(Interface dataset entries)
Content starts
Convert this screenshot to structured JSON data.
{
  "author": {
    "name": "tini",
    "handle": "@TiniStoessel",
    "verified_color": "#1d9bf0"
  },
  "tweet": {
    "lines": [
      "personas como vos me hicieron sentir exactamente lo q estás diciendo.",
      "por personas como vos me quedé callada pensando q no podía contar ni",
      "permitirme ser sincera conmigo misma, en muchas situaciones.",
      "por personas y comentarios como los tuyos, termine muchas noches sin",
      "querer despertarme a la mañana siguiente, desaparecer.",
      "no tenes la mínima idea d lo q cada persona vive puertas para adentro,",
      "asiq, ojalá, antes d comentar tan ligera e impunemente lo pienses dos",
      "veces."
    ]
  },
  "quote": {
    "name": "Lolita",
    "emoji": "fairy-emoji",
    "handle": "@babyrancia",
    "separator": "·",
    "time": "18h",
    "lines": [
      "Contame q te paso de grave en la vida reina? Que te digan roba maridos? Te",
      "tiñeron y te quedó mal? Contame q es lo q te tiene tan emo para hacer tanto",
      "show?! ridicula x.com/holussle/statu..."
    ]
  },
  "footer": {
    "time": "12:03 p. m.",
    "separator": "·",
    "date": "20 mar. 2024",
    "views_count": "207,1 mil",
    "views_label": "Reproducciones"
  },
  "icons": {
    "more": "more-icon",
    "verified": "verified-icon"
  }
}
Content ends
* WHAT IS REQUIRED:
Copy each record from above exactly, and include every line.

* ANSWER TO THIS EXERCISE:
Convert this screenshot to structured JSON data.
{
  "author": {
    "name": "tini",
    "handle": "@TiniStoessel",
    "verified_color": "#1d9bf0"
  },
  "tweet": {
    "lines": [
      "personas como vos me hicieron sentir exactamente lo q estás diciendo.",
      "por personas como vos me quedé callada pensando q no podía contar ni",
      "permitirme ser sincera conmigo misma, en muchas situaciones.",
      "por personas y comentarios como los tuyos, termine muchas noches sin",
      "querer despertarme a la mañana siguiente, desaparecer.",
      "no tenes la mínima idea d lo q cada persona vive puertas para adentro,",
      "asiq, ojalá, antes d comentar tan ligera e impunemente lo pienses dos",
      "veces."
    ]
  },
  "quote": {
    "name": "Lolita",
    "emoji": "fairy-emoji",
    "handle": "@babyrancia",
    "separator": "·",
    "time": "18h",
    "lines": [
      "Contame q te paso de grave en la vida reina? Que te digan roba maridos? Te",
      "tiñeron y te quedó mal? Contame q es lo q te tiene tan emo para hacer tanto",
      "show?! ridicula x.com/holussle/statu..."
    ]
  },
  "footer": {
    "time": "12:03 p. m.",
    "separator": "·",
    "date": "20 mar. 2024",
    "views_count": "207,1 mil",
    "views_label": "Reproducciones"
  },
  "icons": {
    "more": "more-icon",
    "verified": "verified-icon"
  }
}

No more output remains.